--- EXTRACTED MATERIAL Enclosed Below ---

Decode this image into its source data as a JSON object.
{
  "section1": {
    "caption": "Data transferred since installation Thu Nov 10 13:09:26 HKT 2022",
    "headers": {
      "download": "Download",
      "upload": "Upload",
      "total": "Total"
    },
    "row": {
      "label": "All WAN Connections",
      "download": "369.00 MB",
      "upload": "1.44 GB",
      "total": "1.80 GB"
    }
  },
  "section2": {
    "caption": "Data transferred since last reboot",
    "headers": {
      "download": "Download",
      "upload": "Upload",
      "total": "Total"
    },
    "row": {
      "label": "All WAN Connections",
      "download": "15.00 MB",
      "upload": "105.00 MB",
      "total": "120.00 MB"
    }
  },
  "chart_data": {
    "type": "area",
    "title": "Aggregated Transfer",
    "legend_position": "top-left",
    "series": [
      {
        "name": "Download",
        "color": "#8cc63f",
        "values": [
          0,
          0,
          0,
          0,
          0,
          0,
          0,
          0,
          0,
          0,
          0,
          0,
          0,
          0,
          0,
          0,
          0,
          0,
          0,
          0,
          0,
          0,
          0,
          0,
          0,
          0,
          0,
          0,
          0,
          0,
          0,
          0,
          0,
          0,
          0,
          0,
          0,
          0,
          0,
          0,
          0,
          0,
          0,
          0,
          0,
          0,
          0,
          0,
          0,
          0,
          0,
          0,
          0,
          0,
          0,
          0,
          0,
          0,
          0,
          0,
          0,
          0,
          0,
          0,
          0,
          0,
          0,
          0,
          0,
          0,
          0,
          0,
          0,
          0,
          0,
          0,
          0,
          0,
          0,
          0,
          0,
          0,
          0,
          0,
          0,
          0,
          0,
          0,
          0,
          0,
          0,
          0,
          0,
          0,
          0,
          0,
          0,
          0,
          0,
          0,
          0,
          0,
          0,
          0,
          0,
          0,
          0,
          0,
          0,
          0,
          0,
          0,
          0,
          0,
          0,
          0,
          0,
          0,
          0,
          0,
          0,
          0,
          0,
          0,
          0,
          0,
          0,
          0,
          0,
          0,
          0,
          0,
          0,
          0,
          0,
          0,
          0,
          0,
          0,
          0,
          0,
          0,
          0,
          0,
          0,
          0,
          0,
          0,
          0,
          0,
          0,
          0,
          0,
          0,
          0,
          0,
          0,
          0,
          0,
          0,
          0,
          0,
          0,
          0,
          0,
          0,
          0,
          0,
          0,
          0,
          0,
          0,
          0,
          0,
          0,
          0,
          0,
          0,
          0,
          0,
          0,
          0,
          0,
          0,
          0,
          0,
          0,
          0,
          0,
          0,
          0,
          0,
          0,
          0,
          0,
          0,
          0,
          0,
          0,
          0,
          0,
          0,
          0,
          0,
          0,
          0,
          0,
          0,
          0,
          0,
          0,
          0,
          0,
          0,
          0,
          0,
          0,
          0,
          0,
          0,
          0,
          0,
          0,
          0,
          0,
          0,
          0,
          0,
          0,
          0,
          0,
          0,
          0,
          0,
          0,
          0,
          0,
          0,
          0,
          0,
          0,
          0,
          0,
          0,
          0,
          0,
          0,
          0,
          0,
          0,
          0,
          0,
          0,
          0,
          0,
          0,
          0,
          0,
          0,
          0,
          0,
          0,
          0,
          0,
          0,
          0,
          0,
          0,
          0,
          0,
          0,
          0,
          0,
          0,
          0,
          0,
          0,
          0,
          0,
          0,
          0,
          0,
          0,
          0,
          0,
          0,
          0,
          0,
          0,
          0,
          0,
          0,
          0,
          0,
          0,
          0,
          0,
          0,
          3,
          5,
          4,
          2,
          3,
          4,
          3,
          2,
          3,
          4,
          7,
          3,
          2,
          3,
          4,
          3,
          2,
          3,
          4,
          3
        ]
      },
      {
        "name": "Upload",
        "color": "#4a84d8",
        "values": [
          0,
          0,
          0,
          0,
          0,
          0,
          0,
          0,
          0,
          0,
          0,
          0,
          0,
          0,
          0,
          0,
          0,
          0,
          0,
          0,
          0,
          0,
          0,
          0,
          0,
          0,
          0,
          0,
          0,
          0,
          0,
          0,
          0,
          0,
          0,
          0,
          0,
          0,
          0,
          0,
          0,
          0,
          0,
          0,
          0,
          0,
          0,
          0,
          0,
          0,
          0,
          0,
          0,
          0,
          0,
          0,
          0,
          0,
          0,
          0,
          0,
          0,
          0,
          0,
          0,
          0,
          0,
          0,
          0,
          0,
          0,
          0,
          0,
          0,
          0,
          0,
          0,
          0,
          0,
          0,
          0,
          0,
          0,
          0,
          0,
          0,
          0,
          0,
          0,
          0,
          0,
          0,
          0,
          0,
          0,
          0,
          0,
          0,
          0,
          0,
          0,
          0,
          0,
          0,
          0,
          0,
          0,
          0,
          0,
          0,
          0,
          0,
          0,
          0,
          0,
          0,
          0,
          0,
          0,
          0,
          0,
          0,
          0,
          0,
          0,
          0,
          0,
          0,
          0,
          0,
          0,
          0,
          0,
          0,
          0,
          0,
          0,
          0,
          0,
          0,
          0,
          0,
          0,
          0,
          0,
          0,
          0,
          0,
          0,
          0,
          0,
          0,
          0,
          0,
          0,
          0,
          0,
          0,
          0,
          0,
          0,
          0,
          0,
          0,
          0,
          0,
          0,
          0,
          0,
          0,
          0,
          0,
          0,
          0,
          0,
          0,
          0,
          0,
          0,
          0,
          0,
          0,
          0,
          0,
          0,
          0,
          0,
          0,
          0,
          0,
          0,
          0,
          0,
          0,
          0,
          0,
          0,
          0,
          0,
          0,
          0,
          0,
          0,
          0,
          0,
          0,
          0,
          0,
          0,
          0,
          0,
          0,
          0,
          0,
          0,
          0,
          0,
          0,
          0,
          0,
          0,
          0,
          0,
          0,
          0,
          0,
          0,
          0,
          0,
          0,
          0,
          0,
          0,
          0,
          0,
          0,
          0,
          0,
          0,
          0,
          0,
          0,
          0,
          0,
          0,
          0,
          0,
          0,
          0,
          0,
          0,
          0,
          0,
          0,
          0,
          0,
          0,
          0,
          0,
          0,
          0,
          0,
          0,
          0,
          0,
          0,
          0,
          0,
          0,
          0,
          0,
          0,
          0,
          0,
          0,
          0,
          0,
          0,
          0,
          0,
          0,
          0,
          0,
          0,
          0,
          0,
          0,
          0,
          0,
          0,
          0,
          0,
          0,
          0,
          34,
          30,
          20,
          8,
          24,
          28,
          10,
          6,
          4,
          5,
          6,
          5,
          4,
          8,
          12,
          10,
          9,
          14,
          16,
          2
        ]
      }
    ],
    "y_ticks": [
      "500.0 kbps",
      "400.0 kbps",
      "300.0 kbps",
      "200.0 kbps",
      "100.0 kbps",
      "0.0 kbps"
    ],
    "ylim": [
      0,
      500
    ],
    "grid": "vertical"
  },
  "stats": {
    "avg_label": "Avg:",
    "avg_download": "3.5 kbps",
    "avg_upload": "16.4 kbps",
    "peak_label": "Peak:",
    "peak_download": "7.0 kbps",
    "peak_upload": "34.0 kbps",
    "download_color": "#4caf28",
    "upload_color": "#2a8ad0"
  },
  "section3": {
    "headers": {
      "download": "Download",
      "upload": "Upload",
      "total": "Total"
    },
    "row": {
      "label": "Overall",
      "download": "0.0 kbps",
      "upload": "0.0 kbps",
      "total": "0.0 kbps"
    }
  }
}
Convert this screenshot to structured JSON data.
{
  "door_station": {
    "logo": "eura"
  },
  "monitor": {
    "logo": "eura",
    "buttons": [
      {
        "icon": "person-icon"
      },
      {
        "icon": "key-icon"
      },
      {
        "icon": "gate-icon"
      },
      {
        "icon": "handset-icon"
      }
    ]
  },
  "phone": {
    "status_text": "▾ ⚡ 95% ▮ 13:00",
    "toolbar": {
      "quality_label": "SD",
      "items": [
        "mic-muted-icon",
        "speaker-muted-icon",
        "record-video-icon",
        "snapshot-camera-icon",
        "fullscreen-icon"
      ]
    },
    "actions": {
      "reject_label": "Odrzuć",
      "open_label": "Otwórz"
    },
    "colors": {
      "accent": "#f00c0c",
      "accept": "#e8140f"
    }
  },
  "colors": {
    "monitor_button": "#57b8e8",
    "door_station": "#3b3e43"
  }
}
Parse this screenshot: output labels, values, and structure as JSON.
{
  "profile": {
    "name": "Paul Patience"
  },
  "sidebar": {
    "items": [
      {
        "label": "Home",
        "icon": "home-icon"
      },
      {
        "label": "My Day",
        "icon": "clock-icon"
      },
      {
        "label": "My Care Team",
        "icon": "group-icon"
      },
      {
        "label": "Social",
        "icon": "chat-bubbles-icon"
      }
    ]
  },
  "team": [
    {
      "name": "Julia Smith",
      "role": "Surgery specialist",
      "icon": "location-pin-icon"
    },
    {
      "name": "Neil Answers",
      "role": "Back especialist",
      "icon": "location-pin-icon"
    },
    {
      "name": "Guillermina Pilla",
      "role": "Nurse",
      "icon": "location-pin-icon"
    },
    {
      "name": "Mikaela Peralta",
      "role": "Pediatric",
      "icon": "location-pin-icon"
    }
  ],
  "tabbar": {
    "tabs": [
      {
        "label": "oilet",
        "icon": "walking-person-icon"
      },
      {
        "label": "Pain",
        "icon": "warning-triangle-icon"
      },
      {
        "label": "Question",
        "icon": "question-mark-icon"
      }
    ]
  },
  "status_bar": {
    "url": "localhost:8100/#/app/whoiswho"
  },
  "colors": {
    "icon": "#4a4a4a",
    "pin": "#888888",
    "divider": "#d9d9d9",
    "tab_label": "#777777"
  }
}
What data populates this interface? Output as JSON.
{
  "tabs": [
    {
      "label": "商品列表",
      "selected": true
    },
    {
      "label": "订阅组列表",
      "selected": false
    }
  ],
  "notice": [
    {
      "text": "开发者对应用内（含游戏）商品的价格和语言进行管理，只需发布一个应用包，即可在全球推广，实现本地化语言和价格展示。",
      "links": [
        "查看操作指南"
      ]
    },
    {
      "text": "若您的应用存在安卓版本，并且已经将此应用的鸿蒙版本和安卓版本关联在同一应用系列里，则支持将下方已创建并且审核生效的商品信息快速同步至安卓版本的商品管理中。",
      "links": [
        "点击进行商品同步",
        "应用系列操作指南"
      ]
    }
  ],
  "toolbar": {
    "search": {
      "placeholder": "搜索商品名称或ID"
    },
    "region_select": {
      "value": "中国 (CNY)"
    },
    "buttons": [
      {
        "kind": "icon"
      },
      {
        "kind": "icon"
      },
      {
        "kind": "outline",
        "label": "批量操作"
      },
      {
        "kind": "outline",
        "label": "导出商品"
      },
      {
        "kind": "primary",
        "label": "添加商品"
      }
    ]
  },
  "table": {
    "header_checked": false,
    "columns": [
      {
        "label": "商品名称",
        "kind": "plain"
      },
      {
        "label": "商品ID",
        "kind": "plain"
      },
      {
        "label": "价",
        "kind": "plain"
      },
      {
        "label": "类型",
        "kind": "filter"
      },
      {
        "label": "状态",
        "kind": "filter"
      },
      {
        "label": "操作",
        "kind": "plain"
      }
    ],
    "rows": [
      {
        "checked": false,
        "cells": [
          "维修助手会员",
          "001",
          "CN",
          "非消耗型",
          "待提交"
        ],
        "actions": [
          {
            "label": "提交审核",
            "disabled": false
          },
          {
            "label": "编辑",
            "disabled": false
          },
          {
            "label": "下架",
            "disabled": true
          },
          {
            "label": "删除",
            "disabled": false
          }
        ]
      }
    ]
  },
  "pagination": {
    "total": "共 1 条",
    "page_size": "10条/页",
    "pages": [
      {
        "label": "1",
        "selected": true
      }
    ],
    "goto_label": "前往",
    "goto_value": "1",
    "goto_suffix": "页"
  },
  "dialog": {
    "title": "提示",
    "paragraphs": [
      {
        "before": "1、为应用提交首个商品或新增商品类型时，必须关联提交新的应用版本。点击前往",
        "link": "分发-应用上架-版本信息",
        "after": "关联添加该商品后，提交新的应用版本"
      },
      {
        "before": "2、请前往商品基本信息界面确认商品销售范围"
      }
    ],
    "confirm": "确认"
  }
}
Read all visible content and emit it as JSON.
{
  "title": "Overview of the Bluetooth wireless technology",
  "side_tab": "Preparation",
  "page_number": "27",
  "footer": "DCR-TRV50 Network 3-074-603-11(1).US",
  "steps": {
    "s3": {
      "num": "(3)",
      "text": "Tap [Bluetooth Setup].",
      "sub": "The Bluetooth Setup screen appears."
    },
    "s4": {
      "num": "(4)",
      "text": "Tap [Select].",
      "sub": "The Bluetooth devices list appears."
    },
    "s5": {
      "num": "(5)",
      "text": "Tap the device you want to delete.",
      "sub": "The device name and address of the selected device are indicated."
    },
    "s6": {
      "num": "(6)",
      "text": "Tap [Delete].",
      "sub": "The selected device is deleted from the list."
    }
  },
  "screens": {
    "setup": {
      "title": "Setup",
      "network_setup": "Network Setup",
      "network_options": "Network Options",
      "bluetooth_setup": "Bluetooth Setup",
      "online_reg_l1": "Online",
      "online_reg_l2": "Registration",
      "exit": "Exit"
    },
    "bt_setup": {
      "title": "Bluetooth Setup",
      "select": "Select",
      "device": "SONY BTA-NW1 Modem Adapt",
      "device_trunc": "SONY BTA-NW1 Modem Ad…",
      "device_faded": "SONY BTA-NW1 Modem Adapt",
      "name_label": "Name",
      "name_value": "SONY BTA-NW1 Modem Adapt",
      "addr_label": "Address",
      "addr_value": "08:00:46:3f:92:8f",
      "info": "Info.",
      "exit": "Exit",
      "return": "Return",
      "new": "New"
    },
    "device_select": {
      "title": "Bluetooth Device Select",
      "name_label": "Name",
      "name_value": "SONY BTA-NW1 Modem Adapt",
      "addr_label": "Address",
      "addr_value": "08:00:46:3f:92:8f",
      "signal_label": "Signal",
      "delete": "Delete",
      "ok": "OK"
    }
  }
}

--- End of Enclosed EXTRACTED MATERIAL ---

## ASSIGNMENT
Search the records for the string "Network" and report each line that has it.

## THE ANSWER
  "footer": "DCR-TRV50 Network 3-074-603-11(1).US",
      "network_setup": "Network Setup",
      "network_options": "Network Options",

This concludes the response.